Giraffes Are Being Rafted To Safety Through Crocodile-Infested Waters


Rachael Funnell

Social Editor and Staff Writer

clockDec 3 2020, 16:57 UTC
The Rothchild's journeyed one by one, giraft! Giraft! Ami Vitale / Save Giraffes Now

The Rothchild's journeyed one by one, giraft! Giraft! Ami Vitale / Save Giraffes Now

In a tale with big Noah energy, a 44,000-acre wildlife sanctuary came under threat when floods began shrinking the island on which it sat. To make matters worse, the ever-shrinking Ruko Community Wildlife Conservancy, which was established in 2006, was home to a small population of Rothschild's giraffes, the most endangered giraffe species in the world. There are estimated to be just 1,600 of these animals left in the wild, 800 of which are confined to Kenya and so protecting each and every last one of them has long been a priority for conservationists. 
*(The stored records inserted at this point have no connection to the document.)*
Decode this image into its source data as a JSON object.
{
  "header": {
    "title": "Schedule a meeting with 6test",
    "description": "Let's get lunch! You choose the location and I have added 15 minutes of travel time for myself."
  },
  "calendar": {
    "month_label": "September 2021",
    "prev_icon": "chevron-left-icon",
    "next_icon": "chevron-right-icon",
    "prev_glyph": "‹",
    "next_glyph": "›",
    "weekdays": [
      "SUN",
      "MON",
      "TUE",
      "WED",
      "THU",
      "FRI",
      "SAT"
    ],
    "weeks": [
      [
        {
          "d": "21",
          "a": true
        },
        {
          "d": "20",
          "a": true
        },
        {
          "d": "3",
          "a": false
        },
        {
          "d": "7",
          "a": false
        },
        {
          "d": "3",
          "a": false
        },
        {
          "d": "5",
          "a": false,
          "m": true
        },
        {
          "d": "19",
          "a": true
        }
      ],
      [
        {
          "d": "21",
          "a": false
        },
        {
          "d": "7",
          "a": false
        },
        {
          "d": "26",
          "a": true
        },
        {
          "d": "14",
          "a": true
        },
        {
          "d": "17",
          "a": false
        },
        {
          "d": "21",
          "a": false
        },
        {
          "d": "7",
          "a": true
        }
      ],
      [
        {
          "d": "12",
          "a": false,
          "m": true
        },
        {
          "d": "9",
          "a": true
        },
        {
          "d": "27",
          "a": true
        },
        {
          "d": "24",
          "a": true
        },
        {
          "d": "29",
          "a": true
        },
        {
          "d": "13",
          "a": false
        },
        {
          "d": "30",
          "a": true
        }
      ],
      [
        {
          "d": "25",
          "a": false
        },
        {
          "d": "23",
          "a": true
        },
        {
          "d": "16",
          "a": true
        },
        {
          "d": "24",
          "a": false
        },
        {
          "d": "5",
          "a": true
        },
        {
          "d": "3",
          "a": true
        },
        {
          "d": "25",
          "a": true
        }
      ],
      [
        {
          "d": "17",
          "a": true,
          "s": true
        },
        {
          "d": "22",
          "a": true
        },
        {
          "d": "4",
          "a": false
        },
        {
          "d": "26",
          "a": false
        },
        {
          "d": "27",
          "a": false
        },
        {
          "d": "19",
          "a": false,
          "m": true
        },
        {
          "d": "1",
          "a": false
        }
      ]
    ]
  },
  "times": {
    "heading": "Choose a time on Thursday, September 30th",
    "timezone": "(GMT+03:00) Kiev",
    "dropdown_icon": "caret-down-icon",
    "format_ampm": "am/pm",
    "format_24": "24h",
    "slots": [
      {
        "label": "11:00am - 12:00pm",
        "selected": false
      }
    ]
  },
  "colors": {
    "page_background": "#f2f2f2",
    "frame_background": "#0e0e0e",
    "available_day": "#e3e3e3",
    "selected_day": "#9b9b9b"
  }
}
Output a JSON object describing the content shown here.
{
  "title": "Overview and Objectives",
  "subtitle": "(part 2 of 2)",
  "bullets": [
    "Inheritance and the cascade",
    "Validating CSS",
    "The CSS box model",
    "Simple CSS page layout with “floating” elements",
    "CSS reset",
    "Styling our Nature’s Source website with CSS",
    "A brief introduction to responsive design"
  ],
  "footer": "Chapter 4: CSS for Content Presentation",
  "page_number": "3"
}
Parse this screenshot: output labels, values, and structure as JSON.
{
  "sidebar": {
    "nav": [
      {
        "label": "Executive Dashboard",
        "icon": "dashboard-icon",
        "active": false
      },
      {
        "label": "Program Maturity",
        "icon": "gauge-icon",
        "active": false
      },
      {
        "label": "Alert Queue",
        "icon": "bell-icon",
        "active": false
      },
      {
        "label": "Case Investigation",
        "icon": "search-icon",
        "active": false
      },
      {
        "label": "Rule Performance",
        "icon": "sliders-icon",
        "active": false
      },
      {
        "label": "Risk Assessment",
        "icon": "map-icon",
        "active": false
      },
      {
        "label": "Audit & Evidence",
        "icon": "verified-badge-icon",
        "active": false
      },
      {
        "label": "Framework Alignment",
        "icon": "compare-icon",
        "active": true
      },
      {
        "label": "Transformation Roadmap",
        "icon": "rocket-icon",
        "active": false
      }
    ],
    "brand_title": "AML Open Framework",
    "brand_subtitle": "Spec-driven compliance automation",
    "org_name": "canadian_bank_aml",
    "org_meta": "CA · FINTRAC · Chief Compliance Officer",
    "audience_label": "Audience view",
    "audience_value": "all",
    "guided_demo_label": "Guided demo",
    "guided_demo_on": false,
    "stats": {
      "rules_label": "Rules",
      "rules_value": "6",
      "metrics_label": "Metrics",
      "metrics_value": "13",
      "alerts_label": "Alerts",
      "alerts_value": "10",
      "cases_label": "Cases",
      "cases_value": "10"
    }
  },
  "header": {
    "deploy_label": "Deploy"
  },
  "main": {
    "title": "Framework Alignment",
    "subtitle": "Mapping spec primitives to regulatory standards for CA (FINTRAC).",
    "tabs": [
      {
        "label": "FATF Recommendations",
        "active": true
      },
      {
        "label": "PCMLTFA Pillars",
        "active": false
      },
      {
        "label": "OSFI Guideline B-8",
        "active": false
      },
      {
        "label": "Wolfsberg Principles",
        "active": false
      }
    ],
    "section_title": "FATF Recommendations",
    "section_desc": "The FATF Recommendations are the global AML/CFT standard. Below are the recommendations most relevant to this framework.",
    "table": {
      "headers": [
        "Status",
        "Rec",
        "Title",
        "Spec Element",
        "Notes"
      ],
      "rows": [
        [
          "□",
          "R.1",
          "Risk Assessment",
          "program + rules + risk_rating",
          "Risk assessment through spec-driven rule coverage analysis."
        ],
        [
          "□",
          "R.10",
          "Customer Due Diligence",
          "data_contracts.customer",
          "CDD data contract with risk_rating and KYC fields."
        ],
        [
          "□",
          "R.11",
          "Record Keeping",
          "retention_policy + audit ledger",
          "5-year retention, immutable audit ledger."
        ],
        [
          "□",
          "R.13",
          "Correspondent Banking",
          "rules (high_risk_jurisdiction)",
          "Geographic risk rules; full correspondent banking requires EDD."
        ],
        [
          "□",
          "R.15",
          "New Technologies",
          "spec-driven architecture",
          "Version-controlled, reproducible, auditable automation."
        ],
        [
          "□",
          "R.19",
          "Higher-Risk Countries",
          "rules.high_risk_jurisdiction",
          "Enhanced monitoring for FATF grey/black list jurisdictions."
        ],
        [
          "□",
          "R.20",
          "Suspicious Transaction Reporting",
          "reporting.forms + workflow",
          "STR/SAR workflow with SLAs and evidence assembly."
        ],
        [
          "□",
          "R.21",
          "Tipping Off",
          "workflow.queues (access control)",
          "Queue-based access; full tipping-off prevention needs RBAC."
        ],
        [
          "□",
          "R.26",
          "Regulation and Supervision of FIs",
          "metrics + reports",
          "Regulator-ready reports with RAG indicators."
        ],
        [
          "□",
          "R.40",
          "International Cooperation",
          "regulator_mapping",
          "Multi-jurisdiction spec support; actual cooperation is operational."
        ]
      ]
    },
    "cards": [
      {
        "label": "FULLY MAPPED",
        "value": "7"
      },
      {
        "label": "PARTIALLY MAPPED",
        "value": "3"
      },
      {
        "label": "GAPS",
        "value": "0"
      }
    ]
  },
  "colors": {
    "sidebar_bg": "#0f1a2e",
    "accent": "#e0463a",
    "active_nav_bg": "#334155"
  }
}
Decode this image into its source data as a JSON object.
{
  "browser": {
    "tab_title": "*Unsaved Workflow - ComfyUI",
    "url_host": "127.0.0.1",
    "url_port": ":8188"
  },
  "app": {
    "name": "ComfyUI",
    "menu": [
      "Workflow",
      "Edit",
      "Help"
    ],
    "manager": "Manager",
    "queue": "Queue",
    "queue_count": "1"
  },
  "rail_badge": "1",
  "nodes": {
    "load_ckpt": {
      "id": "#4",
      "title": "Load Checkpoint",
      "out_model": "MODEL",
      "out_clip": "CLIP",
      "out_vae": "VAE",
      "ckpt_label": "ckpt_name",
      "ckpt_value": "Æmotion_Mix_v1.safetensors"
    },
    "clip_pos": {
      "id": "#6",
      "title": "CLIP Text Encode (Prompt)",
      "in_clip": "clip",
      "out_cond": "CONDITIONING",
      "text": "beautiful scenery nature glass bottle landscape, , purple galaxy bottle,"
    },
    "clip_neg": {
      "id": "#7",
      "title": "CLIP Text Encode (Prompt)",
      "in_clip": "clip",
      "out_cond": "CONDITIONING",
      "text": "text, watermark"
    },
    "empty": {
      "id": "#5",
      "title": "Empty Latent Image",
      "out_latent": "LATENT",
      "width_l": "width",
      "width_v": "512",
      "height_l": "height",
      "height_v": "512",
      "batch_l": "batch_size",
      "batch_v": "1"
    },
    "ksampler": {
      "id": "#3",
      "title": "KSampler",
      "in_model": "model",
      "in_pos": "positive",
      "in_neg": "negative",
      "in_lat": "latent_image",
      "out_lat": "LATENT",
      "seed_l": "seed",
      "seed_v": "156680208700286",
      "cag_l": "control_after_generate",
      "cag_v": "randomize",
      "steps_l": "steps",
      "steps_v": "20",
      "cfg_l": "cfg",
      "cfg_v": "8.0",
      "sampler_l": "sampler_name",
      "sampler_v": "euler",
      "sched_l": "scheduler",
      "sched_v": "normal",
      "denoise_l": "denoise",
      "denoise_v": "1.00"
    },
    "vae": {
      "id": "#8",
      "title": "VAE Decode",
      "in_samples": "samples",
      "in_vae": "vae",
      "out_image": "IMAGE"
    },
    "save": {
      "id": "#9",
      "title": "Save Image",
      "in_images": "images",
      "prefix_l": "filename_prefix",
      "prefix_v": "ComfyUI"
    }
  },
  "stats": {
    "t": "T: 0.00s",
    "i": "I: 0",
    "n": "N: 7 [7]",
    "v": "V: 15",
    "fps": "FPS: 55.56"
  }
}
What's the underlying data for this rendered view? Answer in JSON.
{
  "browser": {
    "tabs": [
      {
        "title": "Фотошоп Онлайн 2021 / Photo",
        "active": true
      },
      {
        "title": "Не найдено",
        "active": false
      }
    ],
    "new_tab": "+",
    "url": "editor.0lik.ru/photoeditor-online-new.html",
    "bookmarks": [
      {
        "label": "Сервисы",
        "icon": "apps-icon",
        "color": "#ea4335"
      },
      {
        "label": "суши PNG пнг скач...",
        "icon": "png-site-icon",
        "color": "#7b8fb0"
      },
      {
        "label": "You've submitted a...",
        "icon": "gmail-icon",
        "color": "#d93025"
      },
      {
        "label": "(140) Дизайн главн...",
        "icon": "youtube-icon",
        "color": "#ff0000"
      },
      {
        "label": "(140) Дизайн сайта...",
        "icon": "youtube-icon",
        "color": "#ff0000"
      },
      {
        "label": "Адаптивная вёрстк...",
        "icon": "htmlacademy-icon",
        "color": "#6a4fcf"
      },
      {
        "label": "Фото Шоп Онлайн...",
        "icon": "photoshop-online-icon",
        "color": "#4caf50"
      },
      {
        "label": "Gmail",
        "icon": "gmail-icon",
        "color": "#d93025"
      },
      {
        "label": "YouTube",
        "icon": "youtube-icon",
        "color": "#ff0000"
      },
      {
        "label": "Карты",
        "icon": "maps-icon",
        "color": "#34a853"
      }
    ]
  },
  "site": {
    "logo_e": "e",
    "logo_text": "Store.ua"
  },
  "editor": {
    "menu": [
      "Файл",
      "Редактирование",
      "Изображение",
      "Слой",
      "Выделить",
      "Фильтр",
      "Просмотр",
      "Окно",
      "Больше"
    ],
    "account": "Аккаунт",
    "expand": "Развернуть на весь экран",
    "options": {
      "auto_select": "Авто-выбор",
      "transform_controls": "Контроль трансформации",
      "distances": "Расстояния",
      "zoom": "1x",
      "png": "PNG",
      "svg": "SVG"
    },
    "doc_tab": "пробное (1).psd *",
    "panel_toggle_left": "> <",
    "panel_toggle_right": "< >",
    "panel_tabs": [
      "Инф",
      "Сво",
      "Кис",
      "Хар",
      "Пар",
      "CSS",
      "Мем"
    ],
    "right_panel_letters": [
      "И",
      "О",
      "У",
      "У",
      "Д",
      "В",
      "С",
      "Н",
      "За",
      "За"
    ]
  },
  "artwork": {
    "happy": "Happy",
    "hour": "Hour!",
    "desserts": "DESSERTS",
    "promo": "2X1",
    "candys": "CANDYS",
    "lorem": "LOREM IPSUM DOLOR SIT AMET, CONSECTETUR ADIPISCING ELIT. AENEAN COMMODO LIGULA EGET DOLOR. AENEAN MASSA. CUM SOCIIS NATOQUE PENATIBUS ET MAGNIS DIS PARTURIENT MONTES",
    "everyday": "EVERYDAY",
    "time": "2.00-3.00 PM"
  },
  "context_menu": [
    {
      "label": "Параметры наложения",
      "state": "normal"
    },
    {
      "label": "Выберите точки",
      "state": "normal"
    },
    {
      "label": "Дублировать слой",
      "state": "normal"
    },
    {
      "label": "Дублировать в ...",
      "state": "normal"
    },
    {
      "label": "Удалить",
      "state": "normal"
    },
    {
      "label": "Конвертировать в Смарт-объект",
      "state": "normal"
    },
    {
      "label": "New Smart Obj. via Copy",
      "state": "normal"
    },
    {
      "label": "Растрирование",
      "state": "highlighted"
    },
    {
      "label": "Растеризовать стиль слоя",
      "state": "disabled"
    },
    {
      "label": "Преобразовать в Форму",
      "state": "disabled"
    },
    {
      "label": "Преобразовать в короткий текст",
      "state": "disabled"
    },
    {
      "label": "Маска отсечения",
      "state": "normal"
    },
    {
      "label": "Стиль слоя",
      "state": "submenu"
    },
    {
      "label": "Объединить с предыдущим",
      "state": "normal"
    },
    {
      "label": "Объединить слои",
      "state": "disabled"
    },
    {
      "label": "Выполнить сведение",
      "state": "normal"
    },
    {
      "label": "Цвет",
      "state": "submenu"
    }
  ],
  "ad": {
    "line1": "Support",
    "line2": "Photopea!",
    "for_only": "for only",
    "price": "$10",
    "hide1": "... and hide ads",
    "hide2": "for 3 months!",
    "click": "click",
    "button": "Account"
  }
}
The giraffes first arrived on Longicharo Island back in 2011 to live out their days on what was once a large landmass in Lake Baringo. However, intense flooding has seen the river reclaiming the land and putting both wildlife and resident humans at risk. 

Giraffes on a Raft: The much-anticipated sequel to Snakes on a Plane. Ami Vitale / Save Giraffes Now

To tide the animals over while a plan of action was established, rangers regularly boated to the island and back to keep the stranded giraffes topped up with food and check on their health. With more floods on the horizon, it was clear that it was time to get the giraffes out of there, and so a collaborative effort from Kenya Wildlife Service, the Northern Rangelands Trust, and Save Giraffes Now began working on designs for a raft.

With their long legs and unique necks, giraffes don’t have the best center of gravity for rafting. To tackle this, the team got to work creating a rectangular structure that would remain afloat and upright with one giant animal and several smaller humans on board. A nail-biting challenge when faced with crocodile-infested waters. Using a combination of steel and empty drums for buoyancy, the final creation was declared sea-worthy with the intention it would be gently guided across the water by surrounding boats.

However, even the most giraffe-friendly raft is still a risk if you’re transporting an unwilling passenger, so they also had to make sure the animals wouldn't get spooked once on board. To get them used to castaway life, they spent several months familiarizing them with the barge and secured a giraffe hood that would cover their eyes en route to safety.

It's a joke format as old as time: How did the giraffe cross the crocodile-infested water? By girafft! <insert wink face emoji here>. Ami Vitale / Save Giraffes Now

All seemed in place and so it was time for the first attempt with an adult named Asiwa who was lightly sedated before the journey to ensure there were no dramatic attempts to leap overboard. Thanks to the dedication of the collaborating governing bodies and local community, Asiwa safely completed the journey, which took her over a mile through crocodile country. On the other side, she was received by a newly-established Ruko Giraffe Sanctuary, which will eventually house and protect all eight of the castaway Rothschilds.

[H/T: Gizmodo]